Only the pictures are to be omitted; everything else in the listing must be reproduced exactly.

── Records for this exercise

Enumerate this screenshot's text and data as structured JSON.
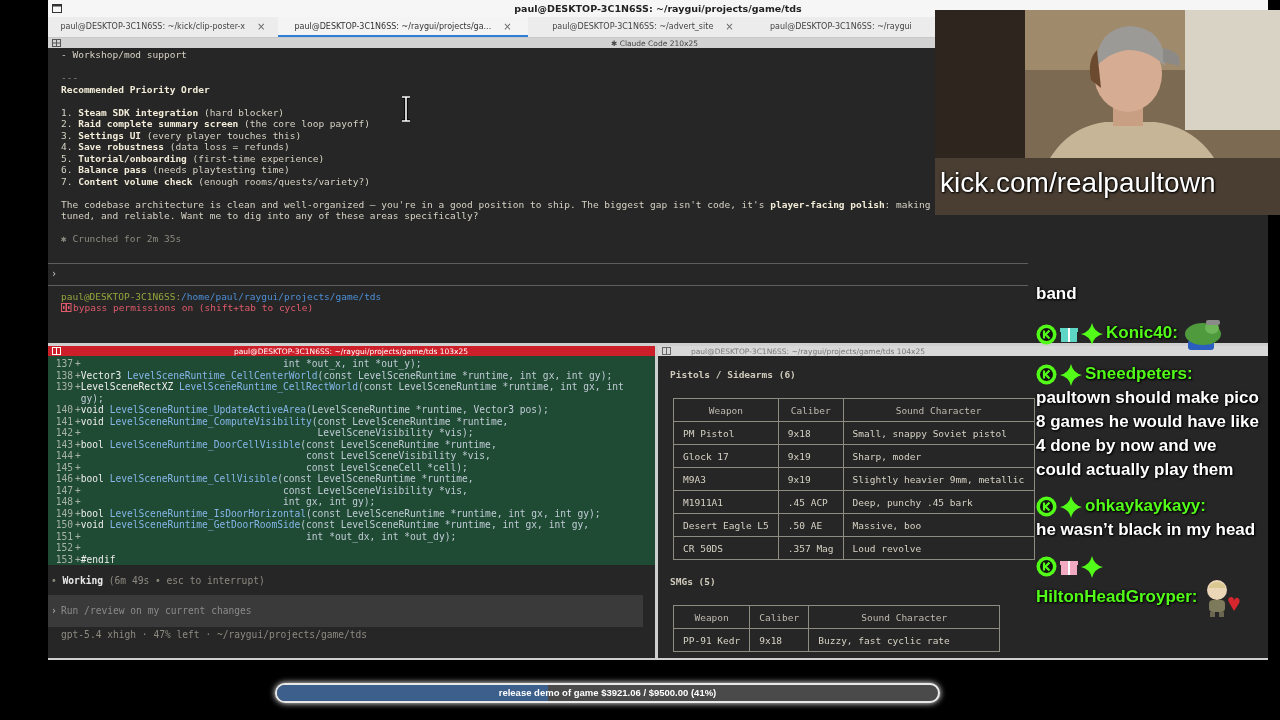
{
  "window": {
    "title": "paul@DESKTOP-3C1N6SS: ~/raygui/projects/game/tds"
  },
  "tabs": [
    {
      "label": "paul@DESKTOP-3C1N6SS: ~/kick/clip-poster-x",
      "close": "×",
      "selected": false
    },
    {
      "label": "paul@DESKTOP-3C1N6SS: ~/raygui/projects/ga...",
      "close": "×",
      "selected": true
    },
    {
      "label": "paul@DESKTOP-3C1N6SS: ~/advert_site",
      "close": "×",
      "selected": false
    },
    {
      "label": "paul@DESKTOP-3C1N6SS: ~/raygui",
      "selected": false
    }
  ],
  "top_pane": {
    "header": "✱ Claude Code 210x25",
    "lines": [
      {
        "kind": "text",
        "text": "- Workshop/mod support"
      },
      {
        "kind": "blank"
      },
      {
        "kind": "rule",
        "text": "---"
      },
      {
        "kind": "heading",
        "text": "Recommended Priority Order"
      },
      {
        "kind": "blank"
      },
      {
        "kind": "text",
        "text": "1. **Steam SDK integration** (hard blocker)"
      },
      {
        "kind": "text",
        "text": "2. **Raid complete summary screen** (the core loop payoff)"
      },
      {
        "kind": "text",
        "text": "3. **Settings UI** (every player touches this)"
      },
      {
        "kind": "text",
        "text": "4. **Save robustness** (data loss = refunds)"
      },
      {
        "kind": "text",
        "text": "5. **Tutorial/onboarding** (first-time experience)"
      },
      {
        "kind": "text",
        "text": "6. **Balance pass** (needs playtesting time)"
      },
      {
        "kind": "text",
        "text": "7. **Content volume check** (enough rooms/quests/variety?)"
      },
      {
        "kind": "blank"
      },
      {
        "kind": "text",
        "text": "The codebase architecture is clean and well-organized — you're in a good position to ship. The biggest gap isn't code, it's **player-facing polish**: making"
      },
      {
        "kind": "text",
        "text": "tuned, and reliable. Want me to dig into any of these areas specifically?"
      },
      {
        "kind": "blank"
      },
      {
        "kind": "status",
        "text": "✱ Crunched for 2m 35s"
      }
    ],
    "prompt": "›",
    "user": "paul@DESKTOP-3C1N6SS:",
    "path": "/home/paul/raygui/projects/game/tds",
    "mode": "bypass permissions on (shift+tab to cycle)"
  },
  "code_pane": {
    "header": "paul@DESKTOP-3C1N6SS: ~/raygui/projects/game/tds 103x25",
    "active": true,
    "lines": [
      {
        "num": "137",
        "marker": "+",
        "args": "                                   int *out_x, int *out_y);"
      },
      {
        "num": "138",
        "marker": "+",
        "type": "Vector3 ",
        "func": "LevelSceneRuntime_CellCenterWorld",
        "args": "(const LevelSceneRuntime *runtime, int gx, int gy);"
      },
      {
        "num": "139",
        "marker": "+",
        "type": "LevelSceneRectXZ ",
        "func": "LevelSceneRuntime_CellRectWorld",
        "args": "(const LevelSceneRuntime *runtime, int gx, int"
      },
      {
        "args": "gy);"
      },
      {
        "num": "140",
        "marker": "+",
        "type": "void ",
        "func": "LevelSceneRuntime_UpdateActiveArea",
        "args": "(LevelSceneRuntime *runtime, Vector3 pos);"
      },
      {
        "num": "141",
        "marker": "+",
        "type": "void ",
        "func": "LevelSceneRuntime_ComputeVisibility",
        "args": "(const LevelSceneRuntime *runtime,"
      },
      {
        "num": "142",
        "marker": "+",
        "args": "                                         LevelSceneVisibility *vis);"
      },
      {
        "num": "143",
        "marker": "+",
        "type": "bool ",
        "func": "LevelSceneRuntime_DoorCellVisible",
        "args": "(const LevelSceneRuntime *runtime,"
      },
      {
        "num": "144",
        "marker": "+",
        "args": "                                       const LevelSceneVisibility *vis,"
      },
      {
        "num": "145",
        "marker": "+",
        "args": "                                       const LevelSceneCell *cell);"
      },
      {
        "num": "146",
        "marker": "+",
        "type": "bool ",
        "func": "LevelSceneRuntime_CellVisible",
        "args": "(const LevelSceneRuntime *runtime,"
      },
      {
        "num": "147",
        "marker": "+",
        "args": "                                   const LevelSceneVisibility *vis,"
      },
      {
        "num": "148",
        "marker": "+",
        "args": "                                   int gx, int gy);"
      },
      {
        "num": "149",
        "marker": "+",
        "type": "bool ",
        "func": "LevelSceneRuntime_IsDoorHorizontal",
        "args": "(const LevelSceneRuntime *runtime, int gx, int gy);"
      },
      {
        "num": "150",
        "marker": "+",
        "type": "void ",
        "func": "LevelSceneRuntime_GetDoorRoomSide",
        "args": "(const LevelSceneRuntime *runtime, int gx, int gy,"
      },
      {
        "num": "151",
        "marker": "+",
        "args": "                                       int *out_dx, int *out_dy);"
      },
      {
        "num": "152",
        "marker": "+"
      },
      {
        "num": "153",
        "marker": "+",
        "type": "#endif"
      }
    ],
    "status": "• **Working** (6m 49s • esc to interrupt)",
    "input": {
      "prompt": "›",
      "placeholder": "Run /review on my current changes"
    },
    "footer": "gpt-5.4 xhigh · 47% left · ~/raygui/projects/game/tds"
  },
  "doc_pane": {
    "header": "paul@DESKTOP-3C1N6SS: ~/raygui/projects/game/tds 104x25",
    "active": false,
    "sections": [
      {
        "title": "Pistols / Sidearms (6)",
        "columns": [
          "Weapon",
          "Caliber",
          "Sound Character"
        ],
        "rows": [
          [
            "PM Pistol",
            "9x18",
            "Small, snappy Soviet pistol"
          ],
          [
            "Glock 17",
            "9x19",
            "Sharp, moder"
          ],
          [
            "M9A3",
            "9x19",
            "Slightly heavier 9mm, metallic"
          ],
          [
            "M1911A1",
            ".45 ACP",
            "Deep, punchy .45 bark"
          ],
          [
            "Desert Eagle L5",
            ".50 AE",
            "Massive, boo"
          ],
          [
            "CR 50DS",
            ".357 Mag",
            "Loud revolve"
          ]
        ]
      },
      {
        "title": "SMGs (5)",
        "columns": [
          "Weapon",
          "Caliber",
          "Sound Character"
        ],
        "rows": [
          [
            "PP-91 Kedr",
            "9x18",
            "Buzzy, fast cyclic rate"
          ]
        ]
      }
    ]
  },
  "overlay": {
    "stream_url": "kick.com/realpaultown"
  },
  "chat": {
    "messages": [
      {
        "text": "band"
      },
      {
        "badges": [
          {
            "kind": "kick"
          },
          {
            "kind": "gift",
            "color": "#5ed6c6"
          },
          {
            "kind": "sparkle"
          }
        ],
        "username": "Konic40:",
        "emote": {
          "kind": "frog"
        }
      },
      {
        "badges": [
          {
            "kind": "kick"
          },
          {
            "kind": "sparkle"
          }
        ],
        "username": "Sneedpeters:",
        "text": "paultown should make pico 8 games he would have like 4 done by now and we could actually play them"
      },
      {
        "badges": [
          {
            "kind": "kick"
          },
          {
            "kind": "sparkle"
          }
        ],
        "username": "ohkaykaykayy:",
        "text": "he wasn’t black in my head"
      },
      {
        "badges": [
          {
            "kind": "kick"
          },
          {
            "kind": "gift",
            "color": "#f2a9c2"
          },
          {
            "kind": "sparkle"
          }
        ],
        "username": "HiltonHeadGroyper:",
        "emote": {
          "kind": "figure"
        }
      }
    ]
  },
  "goal": {
    "label": "release demo of game $3921.06 / $9500.00 (41%)",
    "level": 0.41
  }
}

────

* **Answer area**
Enumerate this screenshot's text and data as structured JSON.
{
  "window": {
    "title": "paul@DESKTOP-3C1N6SS: ~/raygui/projects/game/tds"
  },
  "tabs": [
    {
      "label": "paul@DESKTOP-3C1N6SS: ~/kick/clip-poster-x",
      "close": "×",
      "selected": false
    },
    {
      "label": "paul@DESKTOP-3C1N6SS: ~/raygui/projects/ga...",
      "close": "×",
      "selected": true
    },
    {
      "label": "paul@DESKTOP-3C1N6SS: ~/advert_site",
      "close": "×",
      "selected": false
    },
    {
      "label": "paul@DESKTOP-3C1N6SS: ~/raygui",
      "selected": false
    }
  ],
  "top_pane": {
    "header": "✱ Claude Code 210x25",
    "lines": [
      {
        "kind": "text",
        "text": "- Workshop/mod support"
      },
      {
        "kind": "blank"
      },
      {
        "kind": "rule",
        "text": "---"
      },
      {
        "kind": "heading",
        "text": "Recommended Priority Order"
      },
      {
        "kind": "blank"
      },
      {
        "kind": "text",
        "text": "1. **Steam SDK integration** (hard blocker)"
      },
      {
        "kind": "text",
        "text": "2. **Raid complete summary screen** (the core loop payoff)"
      },
      {
        "kind": "text",
        "text": "3. **Settings UI** (every player touches this)"
      },
      {
        "kind": "text",
        "text": "4. **Save robustness** (data loss = refunds)"
      },
      {
        "kind": "text",
        "text": "5. **Tutorial/onboarding** (first-time experience)"
      },
      {
        "kind": "text",
        "text": "6. **Balance pass** (needs playtesting time)"
      },
      {
        "kind": "text",
        "text": "7. **Content volume check** (enough rooms/quests/variety?)"
      },
      {
        "kind": "blank"
      },
      {
        "kind": "text",
        "text": "The codebase architecture is clean and well-organized — you're in a good position to ship. The biggest gap isn't code, it's **player-facing polish**: making"
      },
      {
        "kind": "text",
        "text": "tuned, and reliable. Want me to dig into any of these areas specifically?"
      },
      {
        "kind": "blank"
      },
      {
        "kind": "status",
        "text": "✱ Crunched for 2m 35s"
      }
    ],
    "prompt": "›",
    "user": "paul@DESKTOP-3C1N6SS:",
    "path": "/home/paul/raygui/projects/game/tds",
    "mode": "bypass permissions on (shift+tab to cycle)"
  },
  "code_pane": {
    "header": "paul@DESKTOP-3C1N6SS: ~/raygui/projects/game/tds 103x25",
    "active": true,
    "lines": [
      {
        "num": "137",
        "marker": "+",
        "args": "                                   int *out_x, int *out_y);"
      },
      {
        "num": "138",
        "marker": "+",
        "type": "Vector3 ",
        "func": "LevelSceneRuntime_CellCenterWorld",
        "args": "(const LevelSceneRuntime *runtime, int gx, int gy);"
      },
      {
        "num": "139",
        "marker": "+",
        "type": "LevelSceneRectXZ ",
        "func": "LevelSceneRuntime_CellRectWorld",
        "args": "(const LevelSceneRuntime *runtime, int gx, int"
      },
      {
        "args": "gy);"
      },
      {
        "num": "140",
        "marker": "+",
        "type": "void ",
        "func": "LevelSceneRuntime_UpdateActiveArea",
        "args": "(LevelSceneRuntime *runtime, Vector3 pos);"
      },
      {
        "num": "141",
        "marker": "+",
        "type": "void ",
        "func": "LevelSceneRuntime_ComputeVisibility",
        "args": "(const LevelSceneRuntime *runtime,"
      },
      {
        "num": "142",
        "marker": "+",
        "args": "                                         LevelSceneVisibility *vis);"
      },
      {
        "num": "143",
        "marker": "+",
        "type": "bool ",
        "func": "LevelSceneRuntime_DoorCellVisible",
        "args": "(const LevelSceneRuntime *runtime,"
      },
      {
        "num": "144",
        "marker": "+",
        "args": "                                       const LevelSceneVisibility *vis,"
      },
      {
        "num": "145",
        "marker": "+",
        "args": "                                       const LevelSceneCell *cell);"
      },
      {
        "num": "146",
        "marker": "+",
        "type": "bool ",
        "func": "LevelSceneRuntime_CellVisible",
        "args": "(const LevelSceneRuntime *runtime,"
      },
      {
        "num": "147",
        "marker": "+",
        "args": "                                   const LevelSceneVisibility *vis,"
      },
      {
        "num": "148",
        "marker": "+",
        "args": "                                   int gx, int gy);"
      },
      {
        "num": "149",
        "marker": "+",
        "type": "bool ",
        "func": "LevelSceneRuntime_IsDoorHorizontal",
        "args": "(const LevelSceneRuntime *runtime, int gx, int gy);"
      },
      {
        "num": "150",
        "marker": "+",
        "type": "void ",
        "func": "LevelSceneRuntime_GetDoorRoomSide",
        "args": "(const LevelSceneRuntime *runtime, int gx, int gy,"
      },
      {
        "num": "151",
        "marker": "+",
        "args": "                                       int *out_dx, int *out_dy);"
      },
      {
        "num": "152",
        "marker": "+"
      },
      {
        "num": "153",
        "marker": "+",
        "type": "#endif"
      }
    ],
    "status": "• **Working** (6m 49s • esc to interrupt)",
    "input": {
      "prompt": "›",
      "placeholder": "Run /review on my current changes"
    },
    "footer": "gpt-5.4 xhigh · 47% left · ~/raygui/projects/game/tds"
  },
  "doc_pane": {
    "header": "paul@DESKTOP-3C1N6SS: ~/raygui/projects/game/tds 104x25",
    "active": false,
    "sections": [
      {
        "title": "Pistols / Sidearms (6)",
        "columns": [
          "Weapon",
          "Caliber",
          "Sound Character"
        ],
        "rows": [
          [
            "PM Pistol",
            "9x18",
            "Small, snappy Soviet pistol"
          ],
          [
            "Glock 17",
            "9x19",
            "Sharp, moder"
          ],
          [
            "M9A3",
            "9x19",
            "Slightly heavier 9mm, metallic"
          ],
          [
            "M1911A1",
            ".45 ACP",
            "Deep, punchy .45 bark"
          ],
          [
            "Desert Eagle L5",
            ".50 AE",
            "Massive, boo"
          ],
          [
            "CR 50DS",
            ".357 Mag",
            "Loud revolve"
          ]
        ]
      },
      {
        "title": "SMGs (5)",
        "columns": [
          "Weapon",
          "Caliber",
          "Sound Character"
        ],
        "rows": [
          [
            "PP-91 Kedr",
            "9x18",
            "Buzzy, fast cyclic rate"
          ]
        ]
      }
    ]
  },
  "overlay": {
    "stream_url": "kick.com/realpaultown"
  },
  "chat": {
    "messages": [
      {
        "text": "band"
      },
      {
        "badges": [
          {
            "kind": "kick"
          },
          {
            "kind": "gift",
            "color": "#5ed6c6"
          },
          {
            "kind": "sparkle"
          }
        ],
        "username": "Konic40:",
        "emote": {
          "kind": "frog"
        }
      },
      {
        "badges": [
          {
            "kind": "kick"
          },
          {
            "kind": "sparkle"
          }
        ],
        "username": "Sneedpeters:",
        "text": "paultown should make pico 8 games he would have like 4 done by now and we could actually play them"
      },
      {
        "badges": [
          {
            "kind": "kick"
          },
          {
            "kind": "sparkle"
          }
        ],
        "username": "ohkaykaykayy:",
        "text": "he wasn’t black in my head"
      },
      {
        "badges": [
          {
            "kind": "kick"
          },
          {
            "kind": "gift",
            "color": "#f2a9c2"
          },
          {
            "kind": "sparkle"
          }
        ],
        "username": "HiltonHeadGroyper:",
        "emote": {
          "kind": "figure"
        }
      }
    ]
  },
  "goal": {
    "label": "release demo of game $3921.06 / $9500.00 (41%)",
    "level": 0.41
  }
}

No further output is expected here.